This is a question that I’ve been forming a more detailed answer to than simply “yes!”. I plan on covering the details in my talk at the Barrie Photo Club next week, but here is a sneak peek.
I took the above image of the Northlander passenger train near Uno Park, Ontario… a few kilometers Northwest of New Liskeard. Setting up to take the image was tricky, involving scouting out the location, researching when the train would go by, etc… and I was happy with the result. However, as a piece of artwork, I wanted the image to be perfect. Like so:

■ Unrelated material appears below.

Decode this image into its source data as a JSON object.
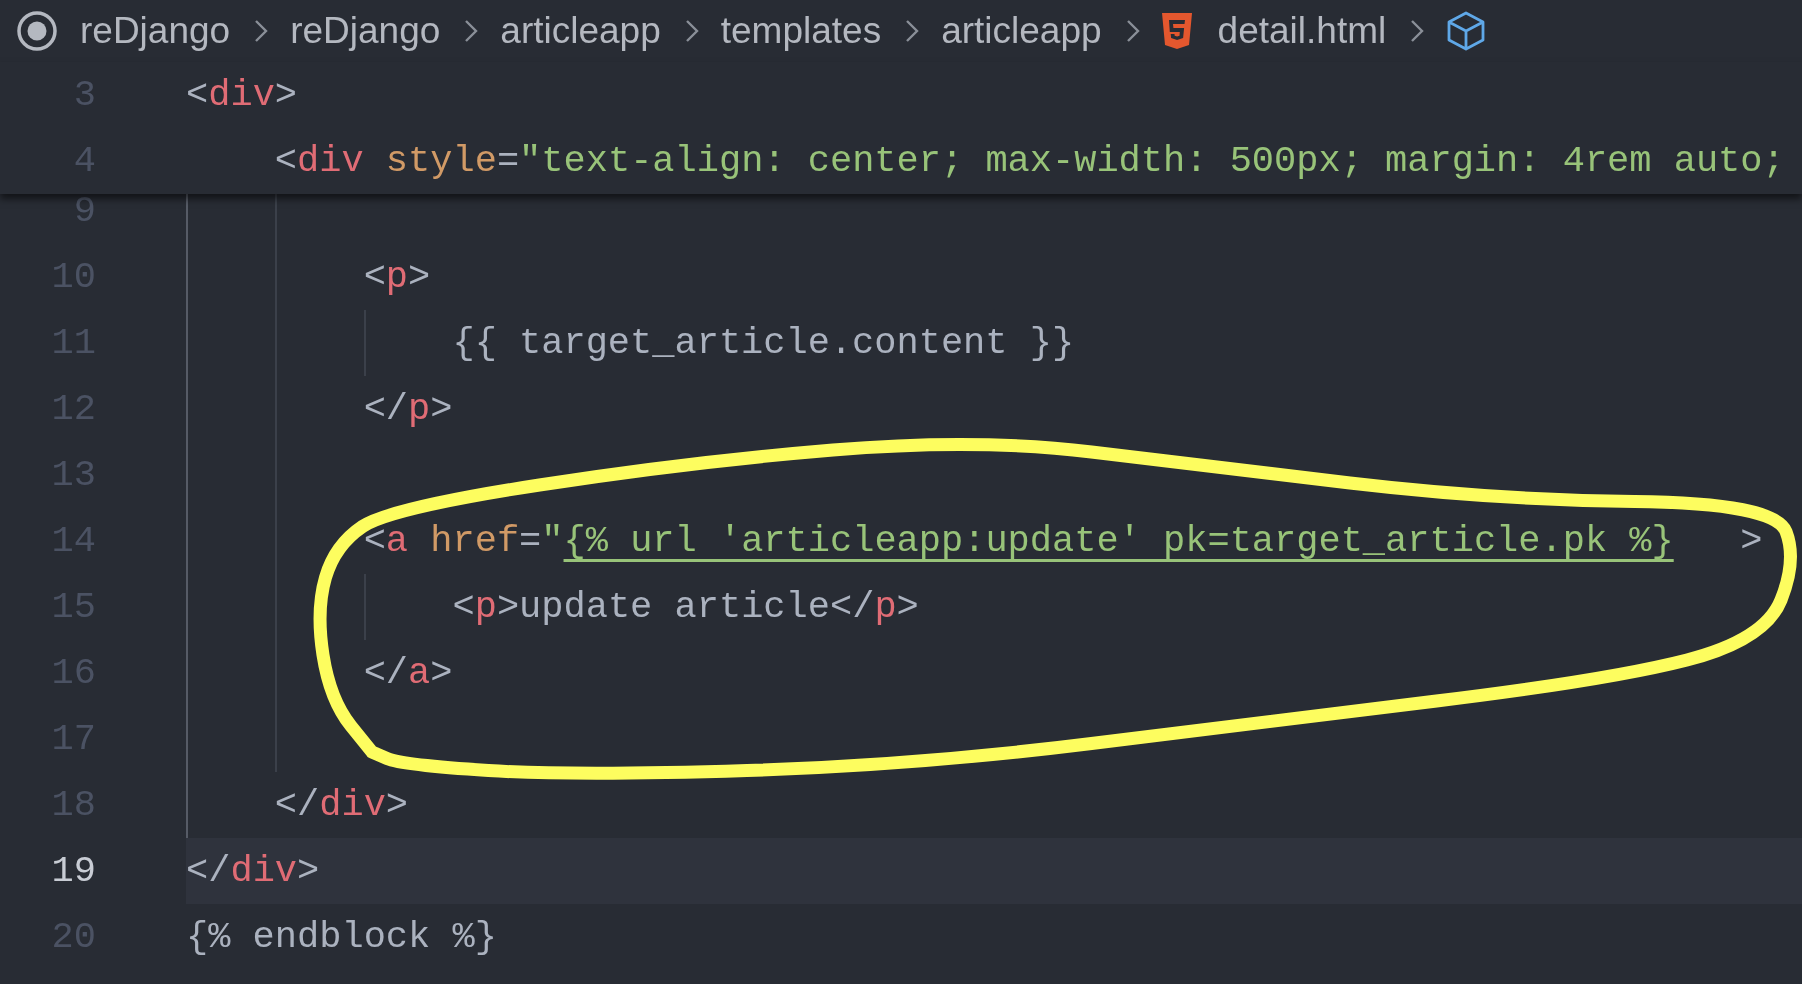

Some people may say I crossed the line in this edit. As a piece of artwork, however, I personally don’t believe there is a line to cross. I specifically sought out the image of the sky, and the image of the bale of hay, with the intent of creating what you see. I’m a huge proponent of getting things right in camera, but that’s not to say your imagination stops with the click of the shutter. 🙂
This month, on September 29th, I will be making a presentation to the Barrie Photo Club titled “Vision Beyond Seeing.”
The talk will be a somewhat philosophical and scientific approach to photography and the way we view the world. Including:
– Difference between Eye and Sensor (more than you think!)
– Reading a Photograph
– Seeing things you ignore
and more…. but I’ll leave it at that for now. 🙂
If you have any interest in photography, it’ll be worth attending. Here’s the details:
Where? Barrie Southshore Centre
When? Sept 29 2011, 7:00PM
How long? 1 hour (roughly)
Cost? Free for club members, $5 for guests
I don’t usually make a post without a new image, so here is one that I took on a recent trip to the New Liskeard area. The location is called Devil’s Rock, and requires about a 45min hike to arrive at. Glad I was there in the early morning:
A huge brings wildlife photography to new levels – As long as I had a clear line of sight to my subject, I was able to make a great image using Canon’s 800mm F/5.6L IS lens. Some of the birds were at quite a distance, such as this Belted Kingfisher:
This Kingfisher was in a far-off corner of the wetland, carefully watching the waters below it. I snapped the photo when it looked up for a moment. I decided on my evening trip, to wait until sunset when the Cedar Waxwings appeared:
Such beautiful birds to capture full-frame in my viewfinder. The above photo was taken with 800mm + 1.4x extender, manual focus, hand-held. Technically a difficult shot to get, and I was astounded by the quality. Check out the other images below!
Just wanted to let everyone know about some upcoming courses I’m teaching – the soonest being Macro Photography, starting Monday September 19th.
The course is a lot of fun, and you don’t need any special equipment to take a lot away from it. I cover the equipment you need (far less than you might expect), the challenges, subjects, lighting, everything. From Green Sweat Bees (Agapostemon angelicus) like the one above and other insects, to snowflakes, water droplets, flowers, abstracts, etc.
Its a night course at Georgian College Barrie campus, 7-10PM on Mondays (sept 19, 26, Oct 3) with a six-hour daytime outing on Saturday October 1st. No prerequisites, anyone can sign up. CRN 15189, $132.00.
Only basic camera knowledge is necessary, and we’ll take it from there. The more you know however, the more you’ll understand immediately. Currently I have 5 students, and it won’t run with this few – I need about 7 or so before the course will run. Tell your friends! “Like” this post too if you can, it always helps. 🙂
(Also upcoming: Nature & Landscape Photography, October 24-November 12)
As promised in my previous post, here is a selection of wildlife shots taken with the monster 800mm lens that Canon lent me for a few days. Probably my favourite is this group of turtles, photographed from the other side of the marsh:
At first, I noticed two turtles and got excited, set up the camera and by the time I was ready to get the perfect shot… there were three! So, I waited the better part of an hour, photographing them all the while. Eventually six showed up! And just my luck, some of the nearby construction equipment started making terrible noise that got the attention of the turtles and most of them put their heads up to see if there was any danger. Click!
Here’s another good one of a young muskrat. I watched it swim about for a while, pulling up bits of underwater roots and taking them back to a hole in the embankment. I’m guessing that was its new home. A bit of patience and I was able to snap this shot:
There’s a few more in the gallery below – check them out! Also, I have a set of bird photos taken with this lens, and there are definitely some good ones. Check back for them!